- Opening Delimiter -

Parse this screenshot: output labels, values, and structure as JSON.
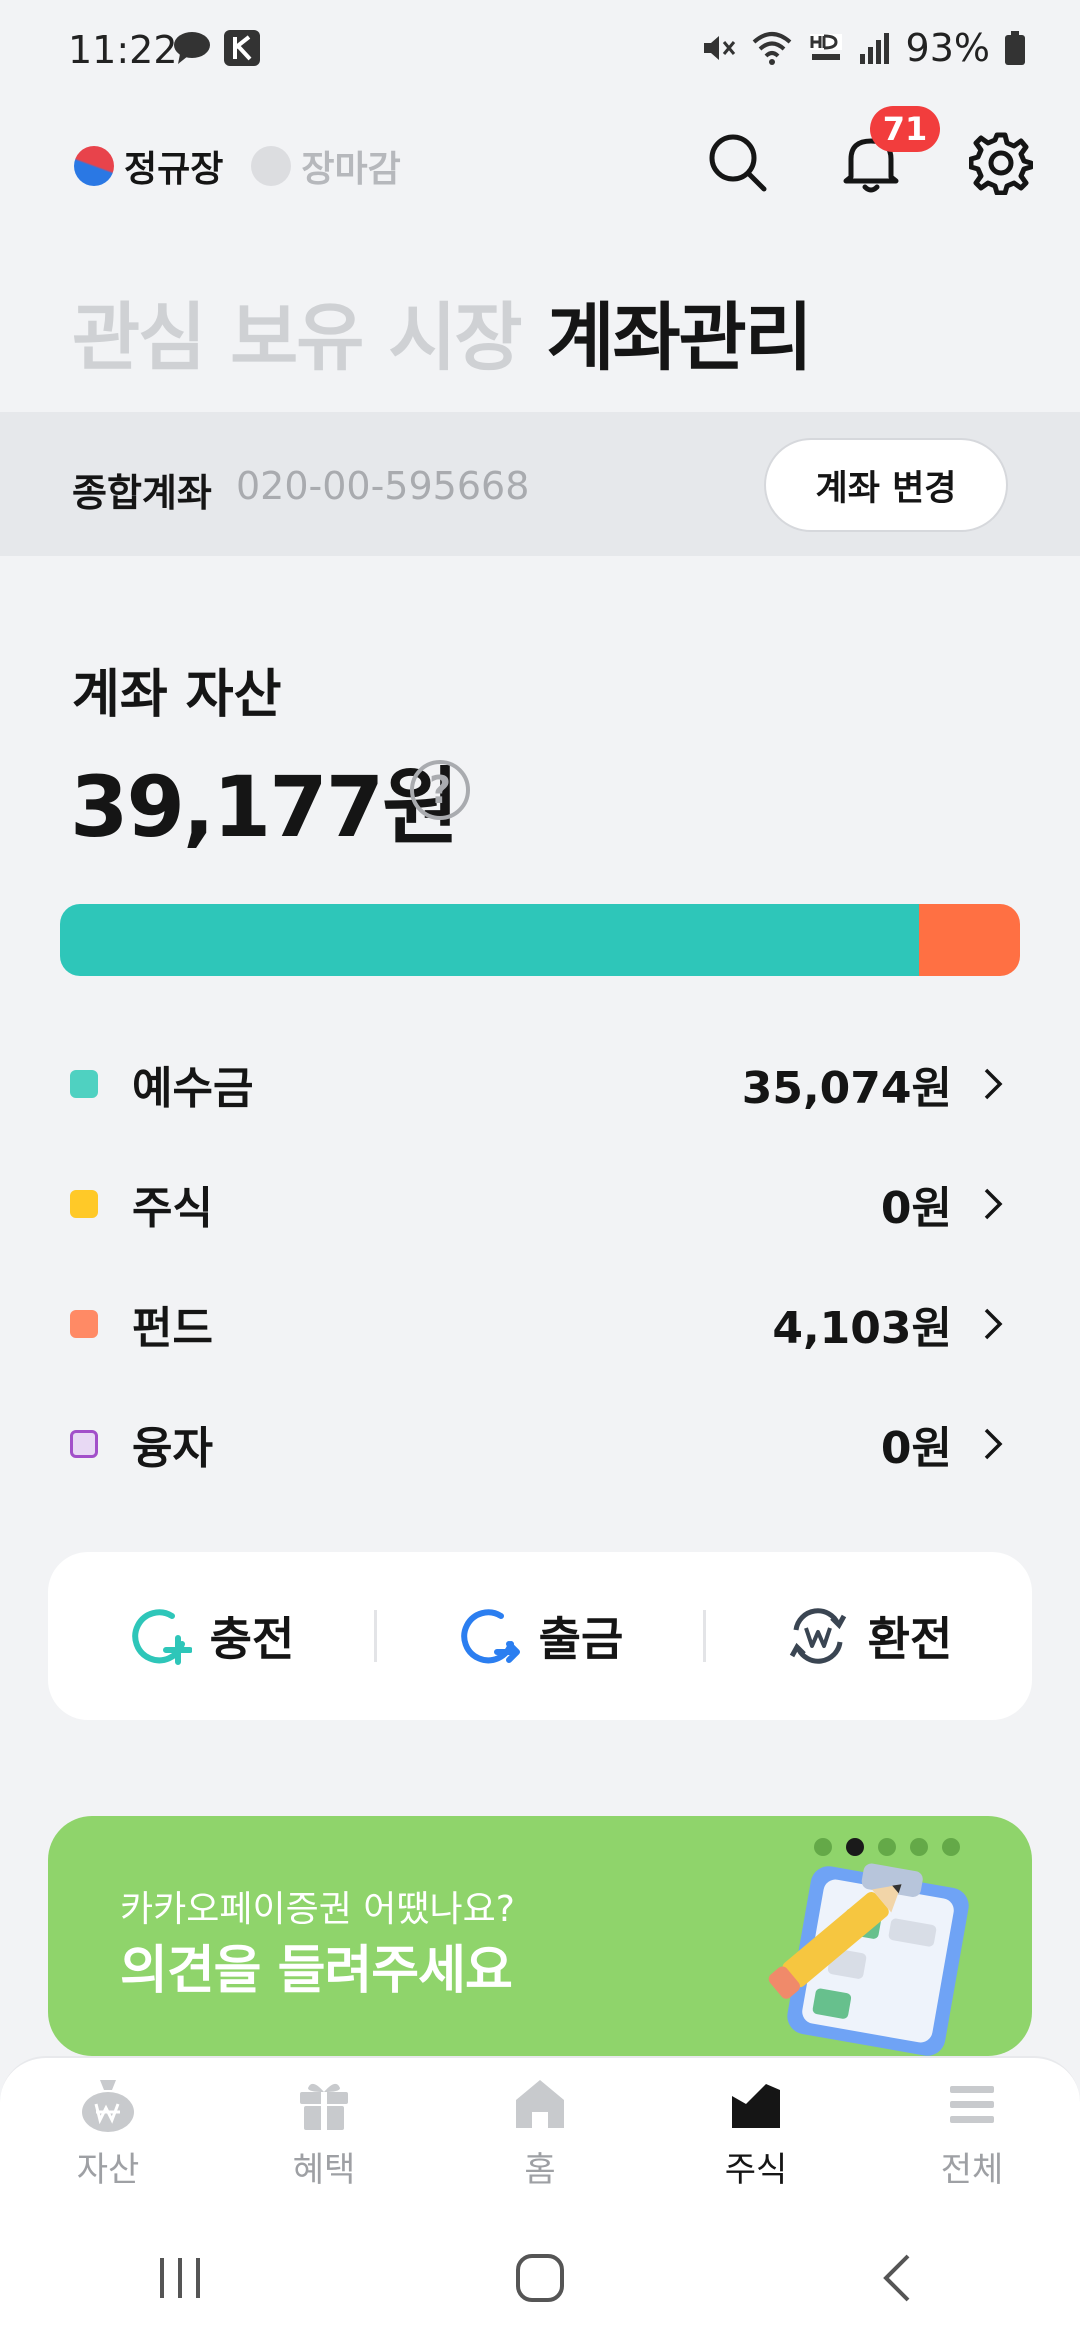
{
  "status_bar": {
    "time": "11:22",
    "battery": "93%"
  },
  "header": {
    "market_open": "정규장",
    "market_closed": "장마감",
    "notification_count": "71",
    "icons": [
      "search-icon",
      "bell-icon",
      "gear-icon"
    ]
  },
  "tabs": [
    {
      "label": "관심"
    },
    {
      "label": "보유"
    },
    {
      "label": "시장"
    },
    {
      "label": "계좌관리"
    }
  ],
  "account": {
    "type": "종합계좌",
    "number": "020-00-595668",
    "change_label": "계좌 변경"
  },
  "assets": {
    "title": "계좌 자산",
    "total": "39,177원",
    "help_symbol": "?",
    "rows": [
      {
        "label": "예수금",
        "value": "35,074원",
        "color": "#4fd1c1"
      },
      {
        "label": "주식",
        "value": "0원",
        "color": "#ffc928"
      },
      {
        "label": "펀드",
        "value": "4,103원",
        "color": "#ff8a65"
      },
      {
        "label": "융자",
        "value": "0원",
        "color": "#e8d9f4"
      }
    ],
    "bar": {
      "deposit_color": "#2ec6b9",
      "fund_color": "#ff7043",
      "deposit_fraction": 0.895,
      "fund_fraction": 0.105
    }
  },
  "actions": [
    {
      "label": "충전",
      "icon": "charge-icon"
    },
    {
      "label": "출금",
      "icon": "withdraw-icon"
    },
    {
      "label": "환전",
      "icon": "exchange-icon"
    }
  ],
  "banner": {
    "subtitle": "카카오페이증권 어땠나요?",
    "title": "의견을 들려주세요",
    "page_count": 5,
    "active_page": 2,
    "bg_color": "#8fd46b"
  },
  "bottom_nav": [
    {
      "label": "자산",
      "icon": "money-bag-icon"
    },
    {
      "label": "혜택",
      "icon": "gift-icon"
    },
    {
      "label": "홈",
      "icon": "home-icon"
    },
    {
      "label": "주식",
      "icon": "stock-icon",
      "active": true
    },
    {
      "label": "전체",
      "icon": "menu-icon"
    }
  ]
}
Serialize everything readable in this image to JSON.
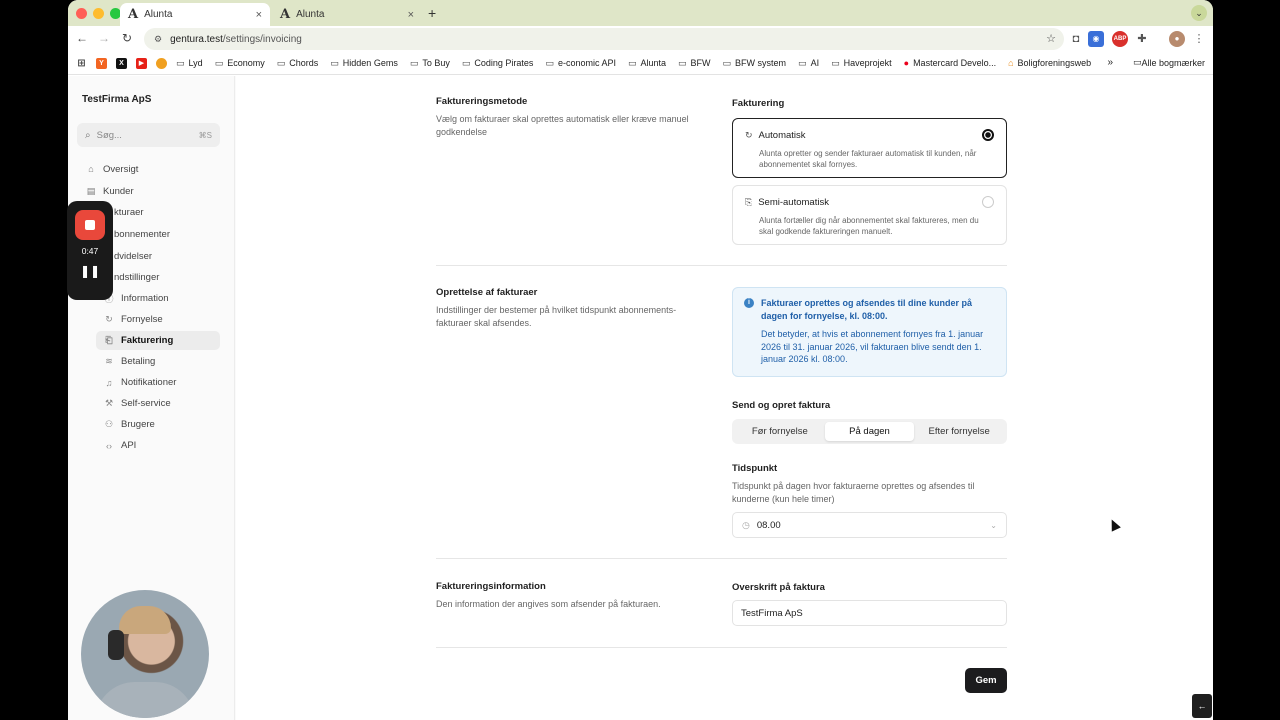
{
  "browser": {
    "tabs": [
      {
        "title": "Alunta",
        "icon": "A"
      },
      {
        "title": "Alunta",
        "icon": "A"
      }
    ],
    "close_glyph": "×",
    "new_tab_glyph": "+",
    "url_host": "gentura.test",
    "url_path": "/settings/invoicing",
    "bookmarks": [
      "Lyd",
      "Economy",
      "Chords",
      "Hidden Gems",
      "To Buy",
      "Coding Pirates",
      "e-conomic API",
      "Alunta",
      "BFW",
      "BFW system",
      "AI",
      "Haveprojekt",
      "Mastercard Develo...",
      "Boligforeningsweb"
    ],
    "bookmarks_all": "Alle bogmærker"
  },
  "sidebar": {
    "company": "TestFirma ApS",
    "search_placeholder": "Søg...",
    "search_shortcut": "⌘S",
    "nav": [
      "Oversigt",
      "Kunder",
      "kturaer",
      "bonnementer",
      "dvidelser",
      "ndstillinger"
    ],
    "sub": [
      "Information",
      "Fornyelse",
      "Fakturering",
      "Betaling",
      "Notifikationer",
      "Self-service",
      "Brugere",
      "API"
    ],
    "active_sub": "Fakturering"
  },
  "sections": {
    "method": {
      "title": "Faktureringsmetode",
      "desc": "Vælg om fakturaer skal oprettes automatisk eller kræve manuel godkendelse",
      "label": "Fakturering",
      "options": [
        {
          "title": "Automatisk",
          "desc": "Alunta opretter og sender fakturaer automatisk til kunden, når abonnementet skal fornyes.",
          "selected": true
        },
        {
          "title": "Semi-automatisk",
          "desc": "Alunta fortæller dig når abonnementet skal faktureres, men du skal godkende faktureringen manuelt.",
          "selected": false
        }
      ]
    },
    "creation": {
      "title": "Oprettelse af fakturaer",
      "desc": "Indstillinger der bestemer på hvilket tidspunkt abonnements-fakturaer skal afsendes.",
      "info_title": "Fakturaer oprettes og afsendes til dine kunder på dagen for fornyelse, kl. 08:00.",
      "info_body": "Det betyder, at hvis et abonnement fornyes fra 1. januar 2026 til 31. januar 2026, vil fakturaen blive sendt den 1. januar 2026 kl. 08:00.",
      "send_label": "Send og opret faktura",
      "segments": [
        "Før fornyelse",
        "På dagen",
        "Efter fornyelse"
      ],
      "active_segment": "På dagen",
      "time_label": "Tidspunkt",
      "time_desc": "Tidspunkt på dagen hvor fakturaerne oprettes og afsendes til kunderne (kun hele timer)",
      "time_value": "08.00"
    },
    "info": {
      "title": "Faktureringsinformation",
      "desc": "Den information der angives som afsender på fakturaen.",
      "heading_label": "Overskrift på faktura",
      "heading_value": "TestFirma ApS"
    }
  },
  "save_label": "Gem",
  "recorder": {
    "time": "0:47"
  },
  "colors": {
    "accent": "#1c1c1e",
    "info_bg": "#eef6fc",
    "info_text": "#1f5fa8",
    "record": "#e9483b"
  }
}
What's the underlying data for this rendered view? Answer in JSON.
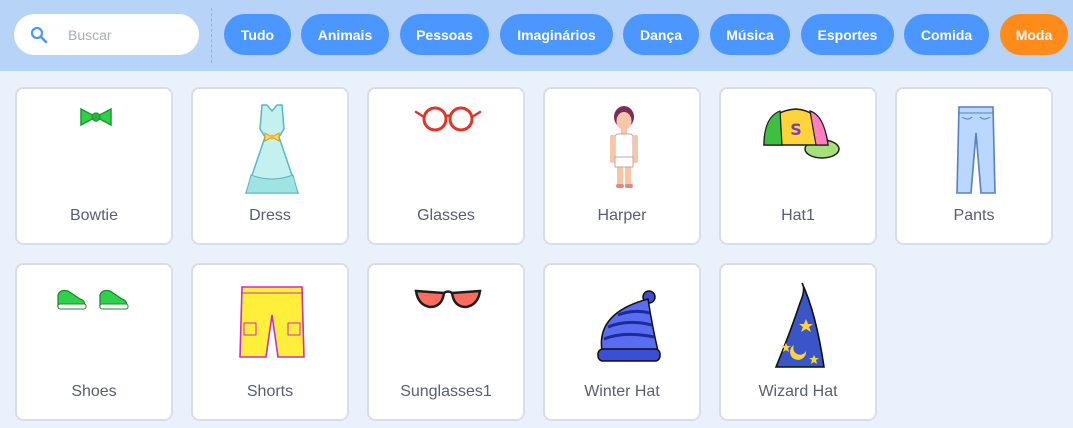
{
  "search": {
    "placeholder": "Buscar",
    "value": ""
  },
  "categories": [
    {
      "label": "Tudo"
    },
    {
      "label": "Animais"
    },
    {
      "label": "Pessoas"
    },
    {
      "label": "Imaginários"
    },
    {
      "label": "Dança"
    },
    {
      "label": "Música"
    },
    {
      "label": "Esportes"
    },
    {
      "label": "Comida"
    },
    {
      "label": "Moda",
      "selected": true
    }
  ],
  "items": [
    {
      "name": "Bowtie",
      "icon": "bowtie-icon"
    },
    {
      "name": "Dress",
      "icon": "dress-icon"
    },
    {
      "name": "Glasses",
      "icon": "glasses-icon"
    },
    {
      "name": "Harper",
      "icon": "harper-icon"
    },
    {
      "name": "Hat1",
      "icon": "cap-icon"
    },
    {
      "name": "Pants",
      "icon": "pants-icon"
    },
    {
      "name": "Shoes",
      "icon": "shoes-icon"
    },
    {
      "name": "Shorts",
      "icon": "shorts-icon"
    },
    {
      "name": "Sunglasses1",
      "icon": "sunglasses-icon"
    },
    {
      "name": "Winter Hat",
      "icon": "winter-hat-icon"
    },
    {
      "name": "Wizard Hat",
      "icon": "wizard-hat-icon"
    }
  ],
  "colors": {
    "topbar": "#b8d3f8",
    "chip": "#4c97ff",
    "chip_selected": "#ff8c1a",
    "background": "#e9f1fc",
    "label_text": "#575e75"
  }
}
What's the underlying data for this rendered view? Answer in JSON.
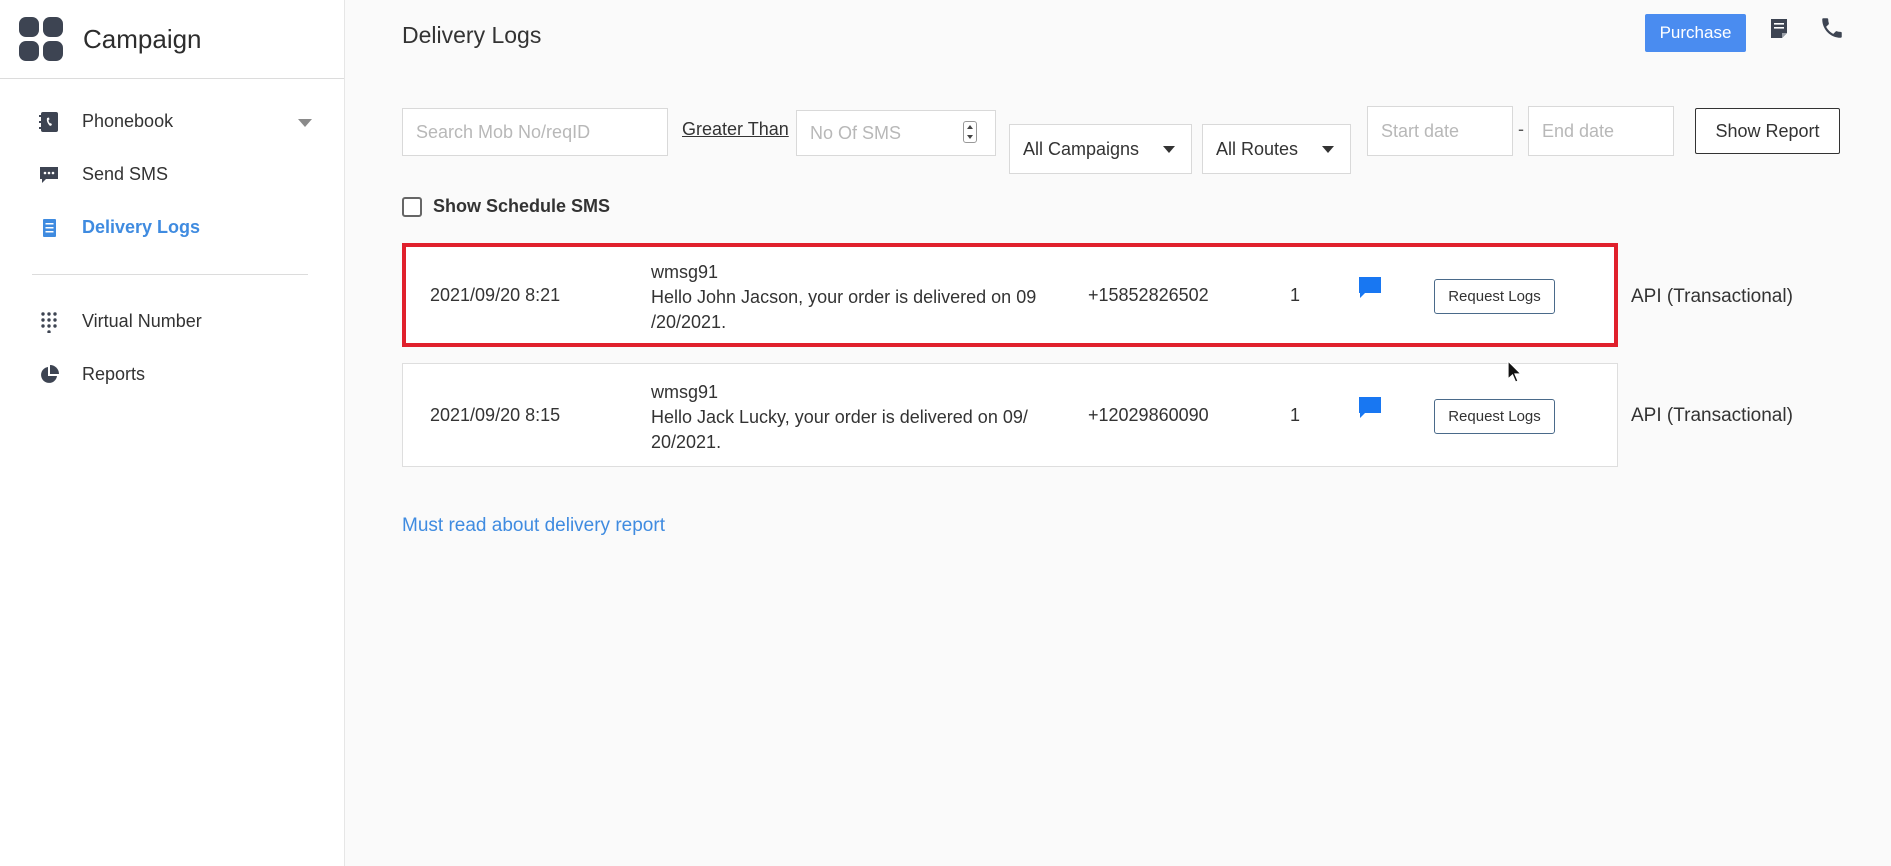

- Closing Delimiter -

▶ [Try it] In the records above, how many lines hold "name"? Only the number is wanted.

▶ [Written answer] 11